First carried by Lee’s Legion in the Southern Campaign in 1781 and continued in use after Yorktown until 1782. This cavalry flag is much smaller than the other Colours because it was carried by a man on horseback. Presented by Harry H. Augustine, Jr.
This banner was made by Moravian nuns of Bethlehem, Pennsylvania, and presented to Colonel Casimir Pulaski in 1778 when he organized an independent corps of 68 horse and 200 foot soldiers at Baltimore. Pulaski bore this banner gallantly through many a campaigns until he was mortally wounded at Savannah, on October 9, 1779. His adjutant, though wounded himself, returned the banner to Baltimore where it is preserved at the museum of the Maryland Historical Society. Presented by Mr. and Mrs. Frank M. Galleher, Jr., and their three sons in memory of her father, Judge W. Moscoe Huntley, a former president of the society.
Also known as the New England Pine Tree Ensign, this flag was generally used on ships in 1776 and is believed to be one of the flags flown by Commodore Ezek Hopkins, Commander-in-Chief of the Continental Navy. The original is preserved at the United States Naval Academy. Presented by Nathaniel T. R. Burgwyn and Dr. Collinson P. E. Burgwyn in memory of their sister, Emily Burgwyn Sneed.
Usually known as the Ensign of the South Carolina Navy., This flag is believed to have been designed by Colonel Gadsden of South Carolina, in 1776, for the Commander-in-Chief of the Continental Navy. It was also used by various units of the American Army during the Revolution. Captain Gustavus Conyngham flew this flag on his vessels, the Surprise and the Revenge in his successful attacks on British commerce in 1777. The original flag did not survive. Presented by Robert Bolling Lancaster in memory of his ancestor, Captain Robert Bolling.
Under the command of Colonel Enoch Poor, the Second New Hampshire Regiment, originally organized to reinforce John Stark’s Green Mountain Boys, accompanied General Washington across the Delaware on Christmas night 1776 and was at Valley Forge. The original flag (along with a sister flag with blue field) was captured by the British near Ft. Anne, New York on July 8, 1777, and was shipped to England. It was returned in 1912 and now is the collection of the New Hampshire Historical Society. The emblem on the field is a radiating sun with the motto “WE ARE ONE” surrounded by a circle of 13 chain links with States’ names. Presented by Randolph M. Allen, Douglas R. Allen and Thomas N. Allen in memory of their father, William Trousdale Allen.
One of two flags of this Regiment (See above flag description). Here, the chain links is replaced by the 2nd Regiments shield, with a scroll above it reading “The Glory Not The Prey”. Presented by H. Merrill Plaisted III, Frederick W. Plaisted II and Parker B. Plaisted in honor of Harris M. Plaisted.
(Also known as the Brandywine Flag). The original is at Independence National Historic Park, in Philadelphia.
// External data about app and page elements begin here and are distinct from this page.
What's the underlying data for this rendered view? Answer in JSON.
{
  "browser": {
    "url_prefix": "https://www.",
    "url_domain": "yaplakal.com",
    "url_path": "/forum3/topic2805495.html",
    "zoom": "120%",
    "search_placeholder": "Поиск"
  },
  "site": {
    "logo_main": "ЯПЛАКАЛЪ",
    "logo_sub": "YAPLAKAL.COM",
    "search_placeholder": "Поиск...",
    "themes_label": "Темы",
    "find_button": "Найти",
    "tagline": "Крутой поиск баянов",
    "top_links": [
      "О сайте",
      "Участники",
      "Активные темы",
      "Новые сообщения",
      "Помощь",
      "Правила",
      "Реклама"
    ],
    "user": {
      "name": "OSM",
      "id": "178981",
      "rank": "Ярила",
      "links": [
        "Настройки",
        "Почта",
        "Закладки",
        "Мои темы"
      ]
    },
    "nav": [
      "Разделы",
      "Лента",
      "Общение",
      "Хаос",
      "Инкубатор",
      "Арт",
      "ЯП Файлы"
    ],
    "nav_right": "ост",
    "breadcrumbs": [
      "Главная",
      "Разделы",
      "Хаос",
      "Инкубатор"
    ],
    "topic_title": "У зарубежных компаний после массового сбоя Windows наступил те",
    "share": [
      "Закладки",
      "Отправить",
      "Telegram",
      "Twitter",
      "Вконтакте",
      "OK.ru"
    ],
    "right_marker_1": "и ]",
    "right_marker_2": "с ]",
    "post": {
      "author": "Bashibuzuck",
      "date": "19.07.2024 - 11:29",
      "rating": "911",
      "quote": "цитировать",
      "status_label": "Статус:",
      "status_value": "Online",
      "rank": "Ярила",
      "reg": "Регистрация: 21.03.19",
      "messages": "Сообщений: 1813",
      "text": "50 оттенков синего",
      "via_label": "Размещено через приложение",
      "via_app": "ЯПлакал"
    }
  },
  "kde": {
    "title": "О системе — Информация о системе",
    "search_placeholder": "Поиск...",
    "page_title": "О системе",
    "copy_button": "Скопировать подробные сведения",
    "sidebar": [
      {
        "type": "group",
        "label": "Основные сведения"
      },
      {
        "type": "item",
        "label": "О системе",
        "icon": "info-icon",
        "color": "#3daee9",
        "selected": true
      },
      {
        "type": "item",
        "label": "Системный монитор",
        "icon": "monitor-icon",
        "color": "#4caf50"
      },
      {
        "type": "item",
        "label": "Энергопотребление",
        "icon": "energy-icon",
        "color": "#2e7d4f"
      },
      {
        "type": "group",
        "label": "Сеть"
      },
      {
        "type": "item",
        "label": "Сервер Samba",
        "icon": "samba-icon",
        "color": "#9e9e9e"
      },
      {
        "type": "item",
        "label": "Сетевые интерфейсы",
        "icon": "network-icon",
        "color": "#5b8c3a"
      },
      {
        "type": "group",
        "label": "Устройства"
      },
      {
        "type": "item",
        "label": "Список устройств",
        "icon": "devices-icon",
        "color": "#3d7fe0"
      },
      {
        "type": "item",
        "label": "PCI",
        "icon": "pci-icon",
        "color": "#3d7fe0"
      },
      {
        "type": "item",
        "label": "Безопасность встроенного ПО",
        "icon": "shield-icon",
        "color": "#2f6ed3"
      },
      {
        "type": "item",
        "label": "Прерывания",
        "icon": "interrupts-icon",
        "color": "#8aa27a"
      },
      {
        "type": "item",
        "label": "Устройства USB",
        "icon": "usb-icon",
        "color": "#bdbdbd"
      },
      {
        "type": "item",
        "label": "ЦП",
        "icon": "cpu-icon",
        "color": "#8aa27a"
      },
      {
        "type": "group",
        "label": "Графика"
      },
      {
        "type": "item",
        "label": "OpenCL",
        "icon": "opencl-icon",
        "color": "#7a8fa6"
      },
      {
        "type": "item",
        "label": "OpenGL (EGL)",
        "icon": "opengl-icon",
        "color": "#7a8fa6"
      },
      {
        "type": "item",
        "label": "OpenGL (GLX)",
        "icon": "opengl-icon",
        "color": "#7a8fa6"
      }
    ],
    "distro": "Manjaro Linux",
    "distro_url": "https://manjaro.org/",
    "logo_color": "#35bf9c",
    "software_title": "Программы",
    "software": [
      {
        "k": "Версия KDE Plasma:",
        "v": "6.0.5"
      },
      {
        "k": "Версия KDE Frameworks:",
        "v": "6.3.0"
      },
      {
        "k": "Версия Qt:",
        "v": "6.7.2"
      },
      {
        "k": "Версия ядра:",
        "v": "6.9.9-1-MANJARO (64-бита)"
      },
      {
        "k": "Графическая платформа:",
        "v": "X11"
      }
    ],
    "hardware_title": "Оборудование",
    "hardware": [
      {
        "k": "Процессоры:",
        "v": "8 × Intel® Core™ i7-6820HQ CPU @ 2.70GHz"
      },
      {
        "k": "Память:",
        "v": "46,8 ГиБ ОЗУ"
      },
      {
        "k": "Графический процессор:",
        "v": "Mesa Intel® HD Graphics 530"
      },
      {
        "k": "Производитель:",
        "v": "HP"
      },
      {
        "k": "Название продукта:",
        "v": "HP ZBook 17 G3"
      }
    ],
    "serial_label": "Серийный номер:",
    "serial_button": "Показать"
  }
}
The Flag was carried at the September 11, 1777 Battle of Brandywine, in a Company that was part of the Seventh Pennsylvania. Presented in honor of Marvin K. Heffner, by his wife Anita and children Suzanne Heffner Brown and John George Heffner.
This Regiment formed in 1758 was one of four brought by Rochambeau to America in 1780 to help the young nation gain its independence from England. The flag was presented in memory of Frank M. Galleher, Jr., a former president of the Virginia Society, by his wife, Katherine Huntley Galleher, and his three sons, Frank M. III, Moscoe Huntley, and Wayne B. Galleher.
It is sometimes referred to as the “Beehive Flag” or “Hornet’s Nest”. It was presented by Dr. William Sams Tunner and his sons, William Woodhul and Jonathan Sams, in honor of Dr. Tunner’s parents, Lieutenant General William Henry Tunner, and Sarah Margaret Sams Tunner.